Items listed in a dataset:

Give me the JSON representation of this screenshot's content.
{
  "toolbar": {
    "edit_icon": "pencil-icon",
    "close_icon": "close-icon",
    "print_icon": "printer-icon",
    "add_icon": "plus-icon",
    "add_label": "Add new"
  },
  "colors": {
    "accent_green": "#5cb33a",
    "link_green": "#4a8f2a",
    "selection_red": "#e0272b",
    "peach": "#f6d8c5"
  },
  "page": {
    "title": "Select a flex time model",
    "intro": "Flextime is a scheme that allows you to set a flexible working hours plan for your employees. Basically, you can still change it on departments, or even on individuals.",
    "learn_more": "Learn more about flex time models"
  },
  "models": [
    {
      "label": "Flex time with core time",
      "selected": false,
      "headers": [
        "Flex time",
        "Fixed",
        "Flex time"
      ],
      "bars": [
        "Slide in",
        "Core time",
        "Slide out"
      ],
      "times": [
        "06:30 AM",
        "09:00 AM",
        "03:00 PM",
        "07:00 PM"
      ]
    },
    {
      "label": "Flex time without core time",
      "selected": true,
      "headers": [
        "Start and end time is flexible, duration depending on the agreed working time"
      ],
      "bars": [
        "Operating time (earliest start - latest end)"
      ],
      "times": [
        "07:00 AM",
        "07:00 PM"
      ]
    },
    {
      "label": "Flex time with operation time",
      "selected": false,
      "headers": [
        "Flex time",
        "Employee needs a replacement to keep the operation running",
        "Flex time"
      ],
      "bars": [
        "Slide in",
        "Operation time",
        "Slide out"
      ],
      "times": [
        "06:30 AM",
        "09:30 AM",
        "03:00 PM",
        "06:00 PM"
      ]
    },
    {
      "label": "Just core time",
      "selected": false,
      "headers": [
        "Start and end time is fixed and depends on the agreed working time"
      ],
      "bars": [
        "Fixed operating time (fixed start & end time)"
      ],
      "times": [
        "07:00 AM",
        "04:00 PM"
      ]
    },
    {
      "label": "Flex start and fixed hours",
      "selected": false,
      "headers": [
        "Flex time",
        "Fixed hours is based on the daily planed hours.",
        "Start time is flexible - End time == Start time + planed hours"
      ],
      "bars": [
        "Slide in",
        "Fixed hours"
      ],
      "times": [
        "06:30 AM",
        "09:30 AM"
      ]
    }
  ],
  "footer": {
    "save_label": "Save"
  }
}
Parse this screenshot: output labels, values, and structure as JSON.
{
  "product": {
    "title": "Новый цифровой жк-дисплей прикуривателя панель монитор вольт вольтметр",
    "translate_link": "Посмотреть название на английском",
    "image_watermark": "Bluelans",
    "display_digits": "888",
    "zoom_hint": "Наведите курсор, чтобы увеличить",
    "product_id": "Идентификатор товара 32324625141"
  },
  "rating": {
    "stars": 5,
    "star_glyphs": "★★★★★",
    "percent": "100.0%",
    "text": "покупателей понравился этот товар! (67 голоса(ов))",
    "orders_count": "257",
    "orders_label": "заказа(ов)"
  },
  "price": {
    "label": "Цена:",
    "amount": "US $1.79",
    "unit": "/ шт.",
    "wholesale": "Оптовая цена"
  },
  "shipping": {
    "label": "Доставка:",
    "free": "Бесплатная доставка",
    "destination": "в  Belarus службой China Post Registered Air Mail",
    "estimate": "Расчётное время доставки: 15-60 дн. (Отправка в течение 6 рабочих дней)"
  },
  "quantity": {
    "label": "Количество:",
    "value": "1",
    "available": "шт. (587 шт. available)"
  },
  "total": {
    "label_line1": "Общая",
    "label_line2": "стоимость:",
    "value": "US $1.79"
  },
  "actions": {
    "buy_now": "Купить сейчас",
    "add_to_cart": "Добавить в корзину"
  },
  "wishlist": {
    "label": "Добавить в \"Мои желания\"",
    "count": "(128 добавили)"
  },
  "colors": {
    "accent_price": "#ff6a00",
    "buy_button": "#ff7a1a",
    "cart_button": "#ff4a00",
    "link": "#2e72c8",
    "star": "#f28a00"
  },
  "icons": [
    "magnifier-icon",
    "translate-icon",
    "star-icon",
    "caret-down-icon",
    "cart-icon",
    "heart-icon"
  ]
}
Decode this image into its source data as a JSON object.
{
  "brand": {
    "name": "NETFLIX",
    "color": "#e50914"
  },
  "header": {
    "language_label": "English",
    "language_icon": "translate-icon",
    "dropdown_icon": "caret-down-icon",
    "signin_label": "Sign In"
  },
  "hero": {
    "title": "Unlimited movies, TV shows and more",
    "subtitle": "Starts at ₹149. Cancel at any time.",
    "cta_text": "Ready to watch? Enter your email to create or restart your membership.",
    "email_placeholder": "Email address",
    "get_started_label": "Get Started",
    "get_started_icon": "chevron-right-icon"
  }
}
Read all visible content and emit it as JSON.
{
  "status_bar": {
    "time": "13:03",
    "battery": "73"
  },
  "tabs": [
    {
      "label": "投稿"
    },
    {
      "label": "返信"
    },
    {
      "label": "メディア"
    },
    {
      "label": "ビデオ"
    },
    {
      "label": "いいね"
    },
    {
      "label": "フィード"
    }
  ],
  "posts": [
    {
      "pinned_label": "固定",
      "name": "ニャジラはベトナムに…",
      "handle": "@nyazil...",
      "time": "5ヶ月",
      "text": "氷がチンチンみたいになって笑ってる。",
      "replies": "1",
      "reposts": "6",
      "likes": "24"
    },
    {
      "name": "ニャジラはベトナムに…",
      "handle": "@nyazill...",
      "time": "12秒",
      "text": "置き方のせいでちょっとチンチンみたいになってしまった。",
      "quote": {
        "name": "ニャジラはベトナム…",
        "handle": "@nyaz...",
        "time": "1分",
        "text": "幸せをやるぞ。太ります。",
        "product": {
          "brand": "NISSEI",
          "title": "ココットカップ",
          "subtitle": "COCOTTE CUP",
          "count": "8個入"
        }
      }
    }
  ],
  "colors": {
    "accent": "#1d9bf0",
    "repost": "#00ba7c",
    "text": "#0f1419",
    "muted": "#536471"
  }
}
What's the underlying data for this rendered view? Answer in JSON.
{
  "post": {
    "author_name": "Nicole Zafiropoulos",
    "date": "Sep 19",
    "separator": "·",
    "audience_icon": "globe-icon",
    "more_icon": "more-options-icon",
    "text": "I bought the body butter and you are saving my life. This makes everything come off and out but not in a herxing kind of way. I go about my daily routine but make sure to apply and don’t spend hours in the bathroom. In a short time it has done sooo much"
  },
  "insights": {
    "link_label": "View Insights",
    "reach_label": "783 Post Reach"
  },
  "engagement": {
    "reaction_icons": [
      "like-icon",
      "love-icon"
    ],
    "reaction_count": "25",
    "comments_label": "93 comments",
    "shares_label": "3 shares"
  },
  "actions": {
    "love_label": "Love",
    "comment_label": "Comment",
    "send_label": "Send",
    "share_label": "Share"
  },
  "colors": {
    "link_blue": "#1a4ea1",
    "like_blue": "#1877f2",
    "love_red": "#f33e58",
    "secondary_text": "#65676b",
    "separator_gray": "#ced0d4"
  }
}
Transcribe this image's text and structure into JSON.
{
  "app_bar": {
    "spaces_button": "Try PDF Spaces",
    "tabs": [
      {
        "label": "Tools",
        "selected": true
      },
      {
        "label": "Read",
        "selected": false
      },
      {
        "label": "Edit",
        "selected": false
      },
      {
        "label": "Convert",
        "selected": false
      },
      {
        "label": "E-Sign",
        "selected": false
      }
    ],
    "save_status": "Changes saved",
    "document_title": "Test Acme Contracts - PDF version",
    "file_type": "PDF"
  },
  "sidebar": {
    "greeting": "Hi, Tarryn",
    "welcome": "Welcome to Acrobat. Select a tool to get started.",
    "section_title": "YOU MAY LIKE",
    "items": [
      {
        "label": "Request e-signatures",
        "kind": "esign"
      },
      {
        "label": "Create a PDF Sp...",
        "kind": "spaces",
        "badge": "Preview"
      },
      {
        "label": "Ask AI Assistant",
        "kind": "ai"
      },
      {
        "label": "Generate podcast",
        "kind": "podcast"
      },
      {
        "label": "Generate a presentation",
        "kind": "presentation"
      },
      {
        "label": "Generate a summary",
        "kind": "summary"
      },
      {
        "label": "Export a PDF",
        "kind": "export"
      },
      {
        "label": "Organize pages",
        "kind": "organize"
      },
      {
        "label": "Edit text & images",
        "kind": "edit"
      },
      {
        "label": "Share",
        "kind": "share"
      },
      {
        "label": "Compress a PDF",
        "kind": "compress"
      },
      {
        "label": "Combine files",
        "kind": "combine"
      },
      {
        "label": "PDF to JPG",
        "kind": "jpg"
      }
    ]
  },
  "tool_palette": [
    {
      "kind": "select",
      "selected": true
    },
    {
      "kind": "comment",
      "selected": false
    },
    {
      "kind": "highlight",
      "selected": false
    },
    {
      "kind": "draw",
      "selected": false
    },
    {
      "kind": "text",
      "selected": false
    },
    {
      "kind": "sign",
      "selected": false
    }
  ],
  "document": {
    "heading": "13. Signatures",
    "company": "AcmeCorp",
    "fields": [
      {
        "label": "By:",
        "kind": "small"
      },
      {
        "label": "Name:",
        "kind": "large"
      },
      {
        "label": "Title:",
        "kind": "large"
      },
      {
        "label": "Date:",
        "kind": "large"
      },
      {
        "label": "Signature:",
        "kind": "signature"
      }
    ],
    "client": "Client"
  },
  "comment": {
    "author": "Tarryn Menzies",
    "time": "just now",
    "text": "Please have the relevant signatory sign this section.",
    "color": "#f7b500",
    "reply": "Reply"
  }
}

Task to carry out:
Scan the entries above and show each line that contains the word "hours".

Written solution:
    "intro": "Flextime is a scheme that allows you to set a flexible working hours plan for your employees. Basically, you can still change it on departments, or even on individuals.",
      "label": "Flex start and fixed hours",
        "Fixed hours is based on the daily planed hours.",
        "Start time is flexible - End time == Start time + planed hours"
        "Fixed hours"
    "text": "I bought the body butter and you are saving my life. This makes everything come off and out but not in a herxing kind of way. I go about my daily routine but make sure to apply and don’t spend hours in the bathroom. In a short time it has done sooo much"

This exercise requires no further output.